With its new per-user model, Microsoft is doing away with this scheme. Customers will be able to buy Windows Software Assurance per User and use Windows on whatever devices they want -- even ones running iOS and Android.

This is a big shift that reflects Microsoft CEO Satya Nadella's goal of getting Microsoft software running on as many devices as possible. It's also a sign of how much Microsoft's thinking has changed since it introduced the Windows CDL in April 2012 in what was widely seen as a tax for iPad and Android devices.

But according to Paul DeGroot, principal analyst at Pica Communications, a Microsoft licensing consultancy in Camano Island, Wash., the per-user Windows option still comes with some strings attached.

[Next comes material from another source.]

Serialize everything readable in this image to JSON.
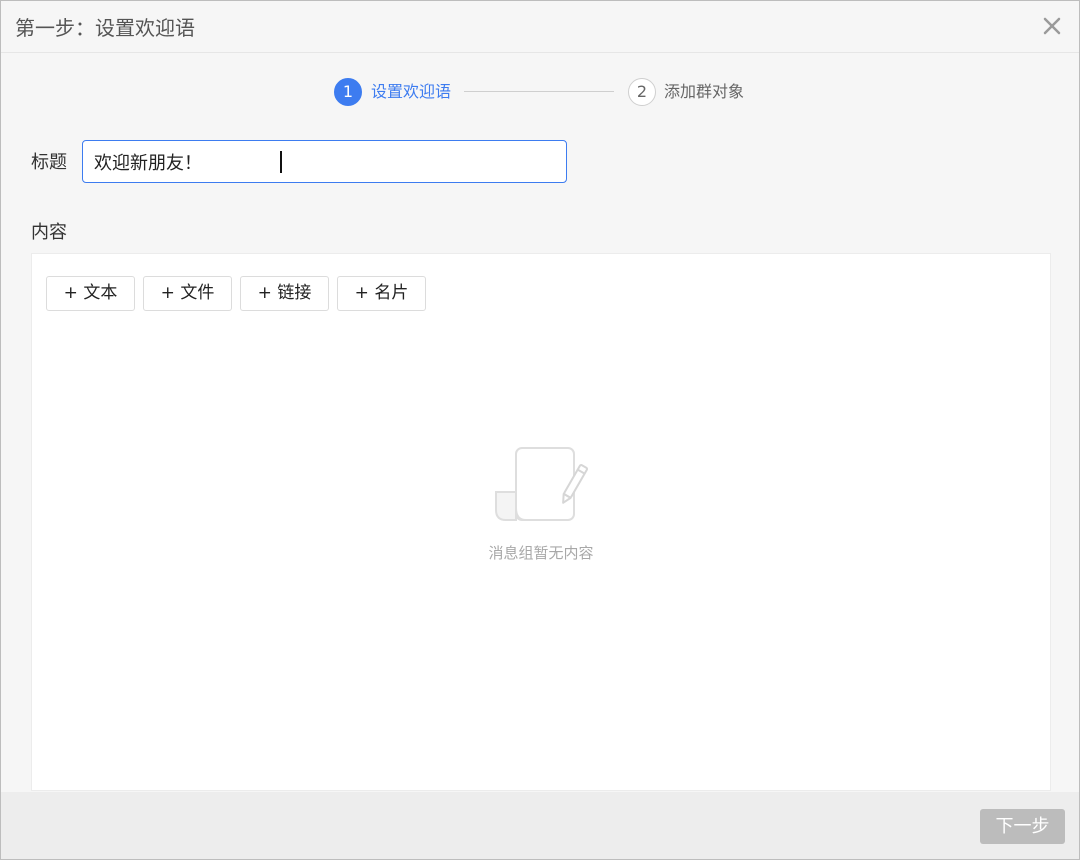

Customers will still need to buy a Windows enterprise license for a device before they can buy the per-user option.

"In some cases, the other devices you are using or accessing also need to be licensed. So device licensing hasn't gone away. They have just added user licensing which gives you a bit more flexibility," DeGroot said.

While per-user licensing does solve some longstanding issues with Windows virtual desktops, the fact remains that customers will still have to pay more to obtain the flexibility it promises, according to DeGroot.

Microsoft licensing has always been complex territory, even for the handful of large partners that Microsoft permits to handle licensing transactions. One such partner, SHI, said it's ready to help customers make the transition.

"This complex shift can be quite difficult to understand, given the number of iterations to licensing requirements and models, procurement options and pricing plans," Blake Gollnick, Microsoft practice director at SHI, said in a blog post last week.